Gaga’s statement is an unusual one, though, as is the song she has to answer for. The lyrics of “Do What U Want” are about surrendering to physical domination, and at the time they most clearly referred to the demands of fame: “You don’t own my life but / Do what you want with my body,” was a taunt to the ogling tabloids. Kelly’s involvement fit this theme, Gaga explained back then, in a manner that’s stomach churning to read now. “R. Kelly and I have sometimes very untrue things written about us, so in a way this was a bond between us,” she told reporters who asked about the accusations against him.
Those accusations were, thus, part of the art, coloring its meaning. Kelly’s involvement made it a song not only about fame, but also about alleged sex across creepy power differentials. This wasn’t really even subtext: Gaga and Kelly playacted an Oval Office affair at the American Music Awards. The video had him as a doctor groping a patient. Some muddled commentary on sexual line-crossing was clearly being made. So was an attempt at profitable controversy.

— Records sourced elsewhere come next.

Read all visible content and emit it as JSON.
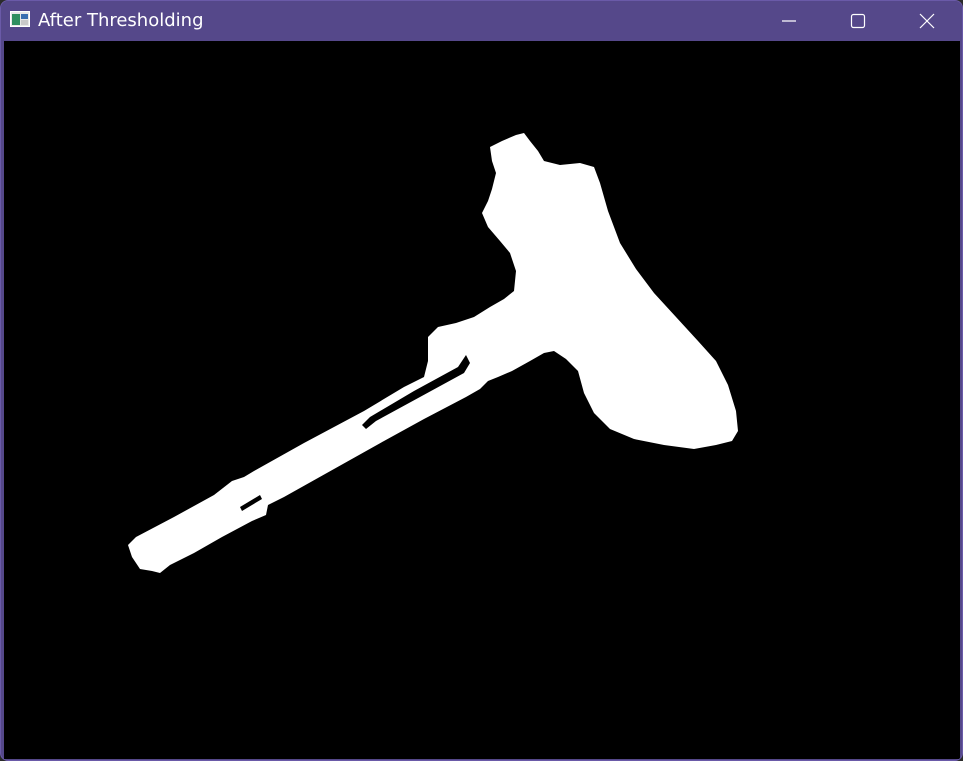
{
  "window": {
    "title": "After Thresholding",
    "app_icon": "opencv-window-icon",
    "titlebar_color": "#55488a",
    "controls": [
      {
        "name": "minimize-icon"
      },
      {
        "name": "maximize-icon"
      },
      {
        "name": "close-icon"
      }
    ]
  },
  "image": {
    "description_colors": {
      "background": "#000000",
      "foreground": "#ffffff"
    }
  }
}
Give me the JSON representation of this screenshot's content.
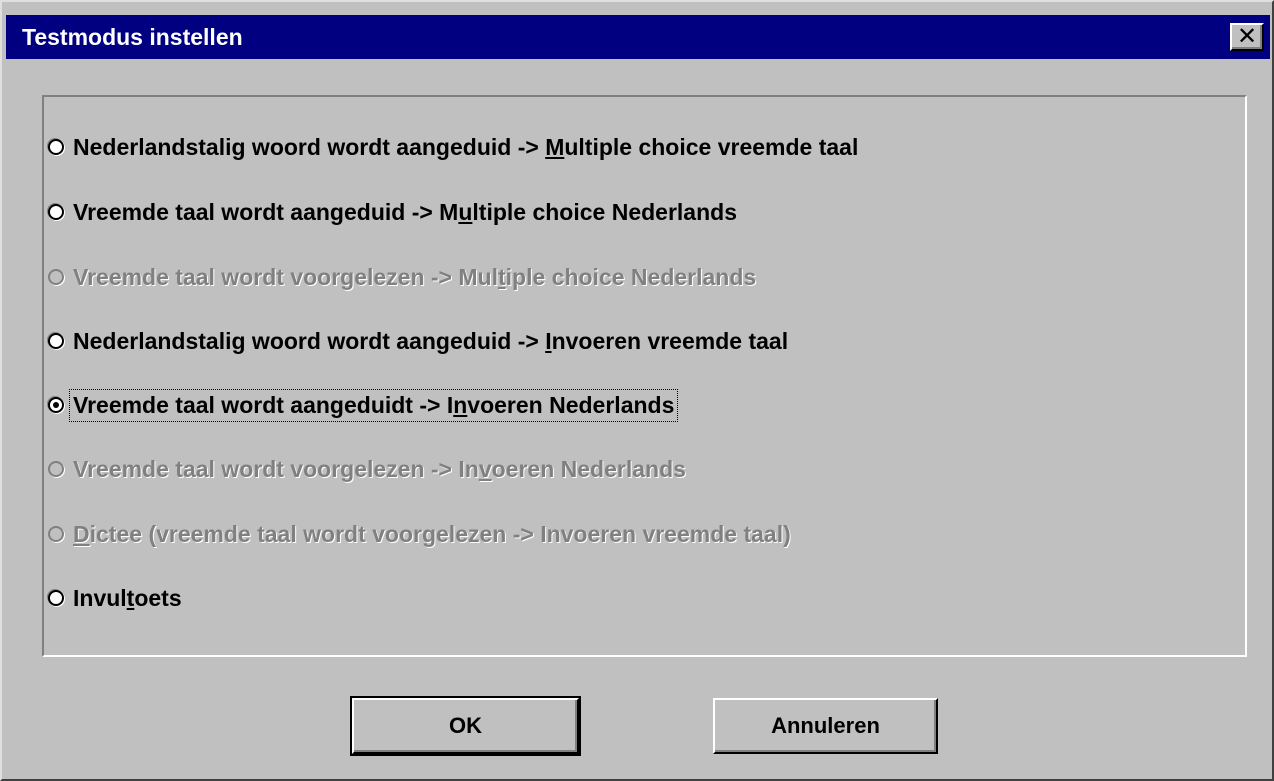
{
  "window": {
    "title": "Testmodus instellen",
    "close_glyph": "✕"
  },
  "options": [
    {
      "pre": "Nederlandstalig woord wordt aangeduid -> ",
      "key": "M",
      "post": "ultiple choice vreemde taal",
      "enabled": true,
      "checked": false
    },
    {
      "pre": "Vreemde taal wordt aangeduid -> M",
      "key": "u",
      "post": "ltiple choice Nederlands",
      "enabled": true,
      "checked": false
    },
    {
      "pre": "Vreemde taal wordt voorgelezen -> Mul",
      "key": "t",
      "post": "iple choice Nederlands",
      "enabled": false,
      "checked": false
    },
    {
      "pre": "Nederlandstalig woord wordt aangeduid -> ",
      "key": "I",
      "post": "nvoeren vreemde taal",
      "enabled": true,
      "checked": false
    },
    {
      "pre": "Vreemde taal wordt aangeduidt -> I",
      "key": "n",
      "post": "voeren Nederlands",
      "enabled": true,
      "checked": true
    },
    {
      "pre": "Vreemde taal wordt voorgelezen -> In",
      "key": "v",
      "post": "oeren Nederlands",
      "enabled": false,
      "checked": false
    },
    {
      "pre": "",
      "key": "D",
      "post": "ictee (vreemde taal wordt voorgelezen -> Invoeren vreemde taal)",
      "enabled": false,
      "checked": false
    },
    {
      "pre": "Invul",
      "key": "t",
      "post": "oets",
      "enabled": true,
      "checked": false
    }
  ],
  "buttons": {
    "ok_label": "OK",
    "cancel_label": "Annuleren"
  },
  "colors": {
    "title_bar": "#000080",
    "face": "#c0c0c0",
    "disabled_text": "#808080"
  }
}
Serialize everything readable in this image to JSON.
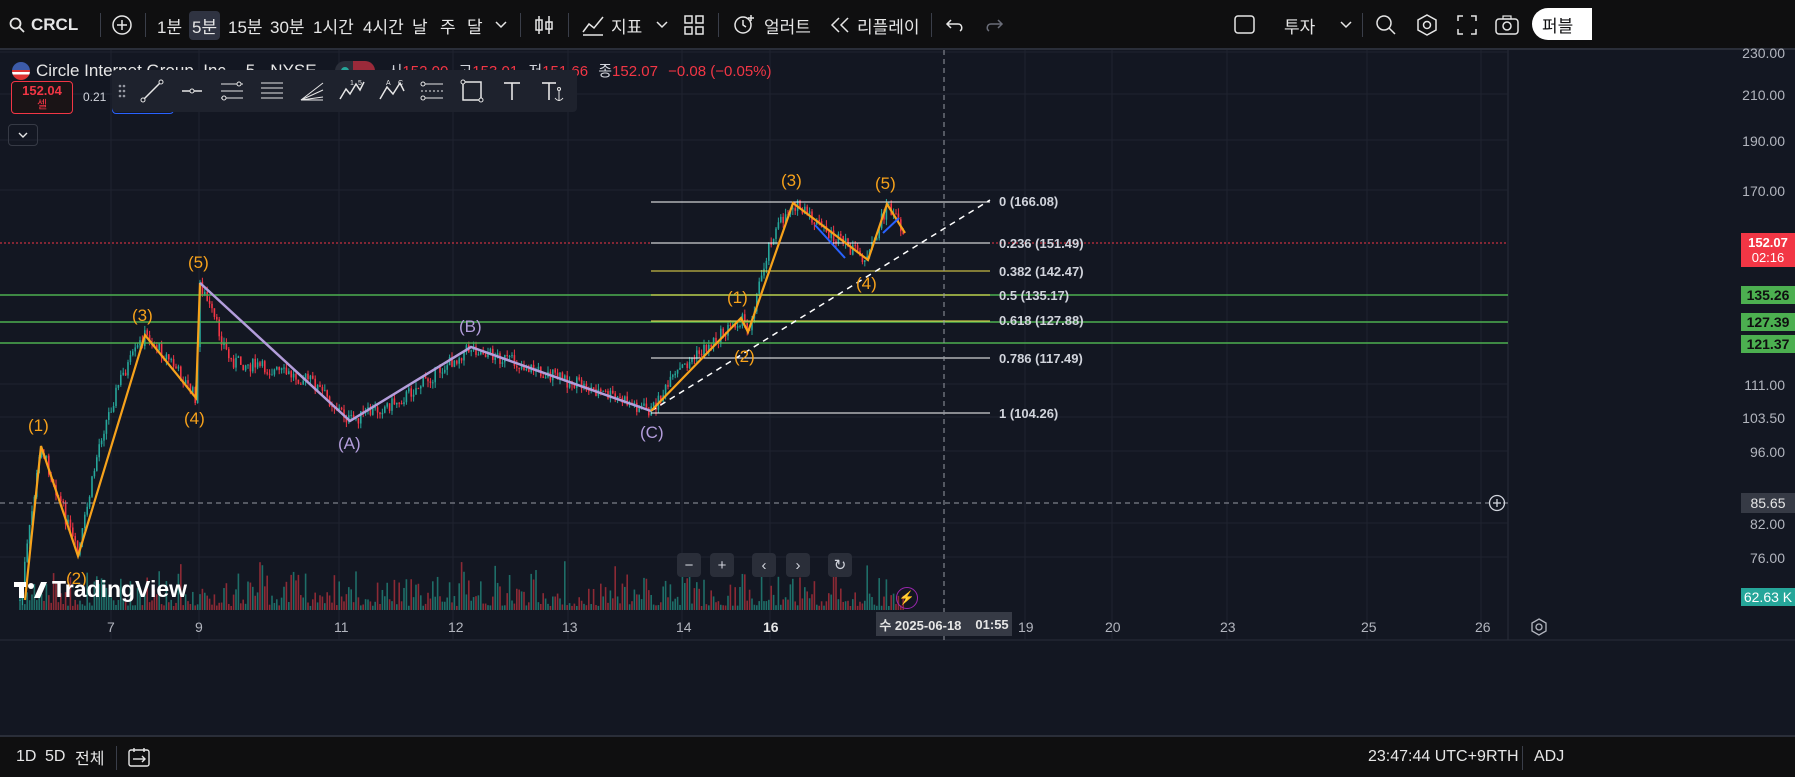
{
  "topbar": {
    "symbol": "CRCL",
    "timeframes": [
      "1분",
      "5분",
      "15분",
      "30분",
      "1시간",
      "4시간",
      "날",
      "주",
      "달"
    ],
    "active_timeframe": "5분",
    "indicators_label": "지표",
    "alert_label": "얼러트",
    "replay_label": "리플레이",
    "invest_label": "투자",
    "publish_label": "퍼블"
  },
  "legend": {
    "title": "Circle Internet Group, Inc. · 5 · NYSE",
    "open_label": "시",
    "open": "152.00",
    "high_label": "고",
    "high": "153.01",
    "low_label": "저",
    "low": "151.66",
    "close_label": "종",
    "close": "152.07",
    "change": "−0.08 (−0.05%)"
  },
  "trade": {
    "sell_price": "152.04",
    "sell_label": "셀",
    "spread": "0.21"
  },
  "price_axis": {
    "labels": [
      "230.00",
      "210.00",
      "190.00",
      "170.00",
      "111.00",
      "103.50",
      "96.00",
      "82.00",
      "76.00"
    ],
    "current_price": "152.07",
    "countdown": "02:16",
    "level_1": "135.26",
    "level_2": "127.39",
    "level_3": "121.37",
    "crosshair_price": "85.65",
    "volume": "62.63 K"
  },
  "time_axis": {
    "labels": [
      "7",
      "9",
      "11",
      "12",
      "13",
      "14",
      "16",
      "19",
      "20",
      "23",
      "25",
      "26"
    ],
    "crosshair_date": "수 2025-06-18",
    "crosshair_time": "01:55"
  },
  "fib_levels": [
    {
      "label": "0 (166.08)",
      "color": "#ffffff"
    },
    {
      "label": "0.236 (151.49)",
      "color": "#ffffff"
    },
    {
      "label": "0.382 (142.47)",
      "color": "#f2e14c"
    },
    {
      "label": "0.5 (135.17)",
      "color": "#f2e14c"
    },
    {
      "label": "0.618 (127.88)",
      "color": "#f2e14c"
    },
    {
      "label": "0.786 (117.49)",
      "color": "#ffffff"
    },
    {
      "label": "1 (104.26)",
      "color": "#ffffff"
    }
  ],
  "wave_labels": {
    "w1": "(1)",
    "w2": "(2)",
    "w3": "(3)",
    "w4": "(4)",
    "w5": "(5)",
    "wA": "(A)",
    "wB": "(B)",
    "wC": "(C)",
    "n1": "(1)",
    "n2": "(2)",
    "n3": "(3)",
    "n4": "(4)",
    "n5": "(5)"
  },
  "bottombar": {
    "ranges": [
      "1D",
      "5D",
      "전체"
    ],
    "clock": "23:47:44 UTC+9",
    "session": "RTH",
    "adj": "ADJ"
  },
  "branding": {
    "logo_text": "TradingView"
  },
  "colors": {
    "background": "#131722",
    "bull": "#26a69a",
    "bear": "#f23645",
    "impulse": "#f7a21b",
    "corrective": "#b39ddb",
    "level_green": "#4caf50"
  }
}
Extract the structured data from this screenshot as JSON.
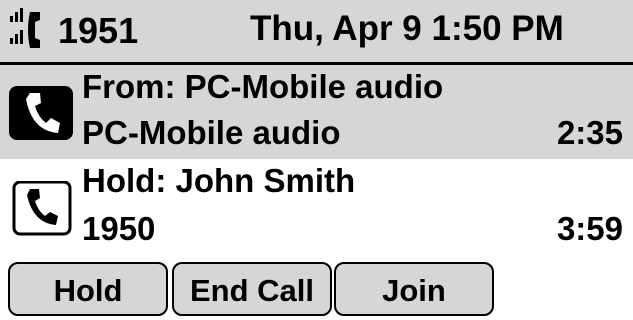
{
  "status_bar": {
    "line_icon": "line-registered-icon",
    "line_number": "1951",
    "datetime": "Thu, Apr 9 1:50 PM"
  },
  "calls": [
    {
      "state": "active",
      "icon": "active-call-icon",
      "line1": "From: PC-Mobile audio",
      "line2": "PC-Mobile audio",
      "timer": "2:35"
    },
    {
      "state": "held",
      "icon": "held-call-icon",
      "line1": "Hold: John Smith",
      "line2": "1950",
      "timer": "3:59"
    }
  ],
  "softkeys": {
    "hold": "Hold",
    "end_call": "End Call",
    "join": "Join"
  },
  "colors": {
    "highlight": "#d6d6d6",
    "background": "#ffffff",
    "foreground": "#000000"
  }
}
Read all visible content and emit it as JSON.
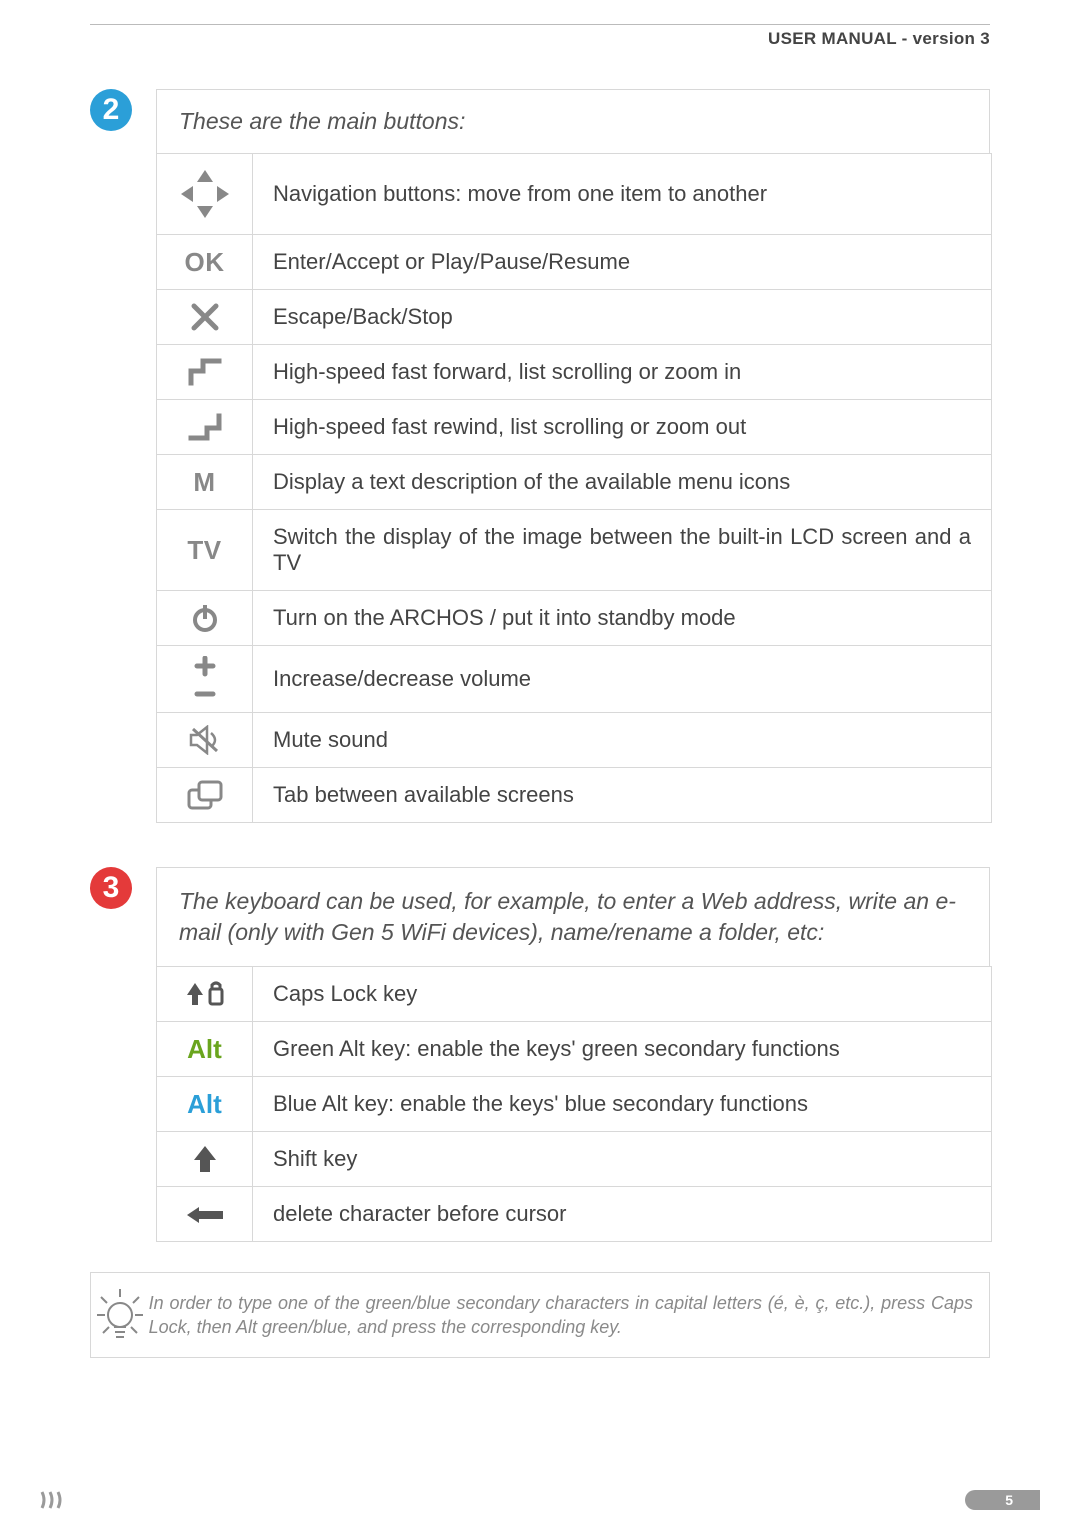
{
  "header": {
    "title": "USER MANUAL - version 3"
  },
  "section2": {
    "number": "2",
    "intro": "These are the main buttons:",
    "rows": [
      {
        "icon": "dpad",
        "desc": "Navigation buttons: move from one item to another"
      },
      {
        "icon": "ok",
        "label": "OK",
        "desc": "Enter/Accept or Play/Pause/Resume"
      },
      {
        "icon": "x",
        "desc": "Escape/Back/Stop"
      },
      {
        "icon": "ff",
        "desc": "High-speed fast forward, list scrolling or zoom in"
      },
      {
        "icon": "fr",
        "desc": "High-speed fast rewind, list scrolling or zoom out"
      },
      {
        "icon": "m",
        "label": "M",
        "desc": "Display a text description of the available menu icons"
      },
      {
        "icon": "tv",
        "label": "TV",
        "desc": "Switch the display of the image between the built-in LCD screen and a TV"
      },
      {
        "icon": "power",
        "desc": "Turn on the ARCHOS / put it into standby mode"
      },
      {
        "icon": "vol",
        "desc": "Increase/decrease volume"
      },
      {
        "icon": "mute",
        "desc": "Mute sound"
      },
      {
        "icon": "tab",
        "desc": "Tab between available screens"
      }
    ]
  },
  "section3": {
    "number": "3",
    "intro": "The keyboard can be used, for example, to enter a Web address, write an e-mail (only with Gen 5 WiFi devices), name/rename a folder, etc:",
    "rows": [
      {
        "icon": "caps",
        "desc": "Caps Lock key"
      },
      {
        "icon": "altgreen",
        "label": "Alt",
        "desc": "Green Alt key: enable the keys' green secondary functions"
      },
      {
        "icon": "altblue",
        "label": "Alt",
        "desc": "Blue Alt key: enable the keys' blue secondary functions"
      },
      {
        "icon": "shift",
        "desc": "Shift key"
      },
      {
        "icon": "del",
        "desc": "delete character before cursor"
      }
    ]
  },
  "tip": {
    "text": "In order to type one of the green/blue secondary characters in capital letters (é, è, ç, etc.), press Caps Lock, then Alt green/blue, and press the corresponding key."
  },
  "page_number": "5"
}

Gaga’s apology now seems to acknowledge that she worked with Kelly not in spite of the allegations against him but because of them. “As a victim of sexual assault myself, I made both the song and video at a dark time in my life, my intention was to create something extremely defiant and provocative because I was angry and still hadn’t processed the trauma that had occurred in my own life,” she wrote. “The song is called ‘Do What U Want (With My Body)’, I think it’s clear how explicitly twisted my thinking was at the time.”
In recent years, Gaga has spoken with increasing frankness about being raped by an unnamed music producer when she was a teen. Her 2015 single “Til It Happens to You” was about surviving assault, and she mentioned the song in her R. Kelly apology. Other singles, such as 2013’s “Swine” and 2016’s “Diamond Heart,” raged at some violative male pig. “Do What U Want,” she now suggests, was all along part of this lineage—the sound of a woman finding solace after the appropriation of her body, in “defiant and provocative” fashion.
But it wasn’t a dare she stood behind for long. Just months after “Do What U Want” debuted, Richardson’s video was shot and then shelved—because of “mismanagement,” Gaga said, but reportedly also to avoid blowback. Shortly after, Gaga recorded an alternate version of the song that swapped in Christina Aguilera’s vocals for Kelly’s. Now, five years after the initial release, she’s disavowing the tune entirely, and inviting perfectly valid criticism for sending royalties Kelly’s way all this time.
It’s a strange story, but also a cautionary one for “provocateurs” now pushing back against #MeToo. Disgraced men have reemerged as unabashed trolls, with Kevin Spacey playing the villain in a home movie and Louis C.K. telling extra-vile jokes. Other entertainers—facing tests of their relevance just as Gaga was in 2013—have talked up their own bravery in allying with dicey figures. Nicki Minaj, for example, cited Gaga’s work with Kelly when justifying her friendship and collaboration with the rapper Tekashi 6ix9ine, who was convicted of using a minor in a sexual performance. Kanye West rapped lyrics seeming to scoff at #MeToo on a posthumously released song by XXXTentacion, who was accused of brutal domestic violence.
Minaj’s single with 6ix9ine is her only true hit in awhile, and West’s XXX verse marked one of the rare times lately that the content of his music has been responsible for his headlines: signs that doing the “dangerous” thing of teaming with accused predators is a sure way to grab attention. But sooner or later, Gaga might warn them, there’s a price to pay for doing so.